**How to complete this task:**
Exclude images, then output the remaining data verbatim.

━━━ Information shown ━━━

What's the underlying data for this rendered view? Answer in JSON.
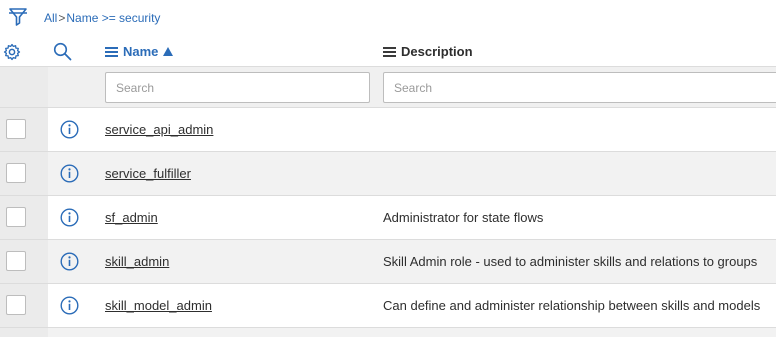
{
  "breadcrumb": {
    "root": "All",
    "separator": ">",
    "condition": "Name >= security"
  },
  "header": {
    "name_label": "Name",
    "description_label": "Description",
    "sort_direction": "ascending"
  },
  "search": {
    "name_placeholder": "Search",
    "description_placeholder": "Search"
  },
  "colors": {
    "link_blue": "#2b6cb8",
    "row_alt": "#f2f2f2",
    "side_gray": "#ebebeb"
  },
  "rows": [
    {
      "name": "service_api_admin",
      "description": ""
    },
    {
      "name": "service_fulfiller",
      "description": ""
    },
    {
      "name": "sf_admin",
      "description": "Administrator for state flows"
    },
    {
      "name": "skill_admin",
      "description": "Skill Admin role - used to administer skills and relations to groups"
    },
    {
      "name": "skill_model_admin",
      "description": "Can define and administer relationship between skills and models"
    }
  ]
}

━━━

**Task solution:**
What's the underlying data for this rendered view? Answer in JSON.
{
  "breadcrumb": {
    "root": "All",
    "separator": ">",
    "condition": "Name >= security"
  },
  "header": {
    "name_label": "Name",
    "description_label": "Description",
    "sort_direction": "ascending"
  },
  "search": {
    "name_placeholder": "Search",
    "description_placeholder": "Search"
  },
  "colors": {
    "link_blue": "#2b6cb8",
    "row_alt": "#f2f2f2",
    "side_gray": "#ebebeb"
  },
  "rows": [
    {
      "name": "service_api_admin",
      "description": ""
    },
    {
      "name": "service_fulfiller",
      "description": ""
    },
    {
      "name": "sf_admin",
      "description": "Administrator for state flows"
    },
    {
      "name": "skill_admin",
      "description": "Skill Admin role - used to administer skills and relations to groups"
    },
    {
      "name": "skill_model_admin",
      "description": "Can define and administer relationship between skills and models"
    }
  ]
}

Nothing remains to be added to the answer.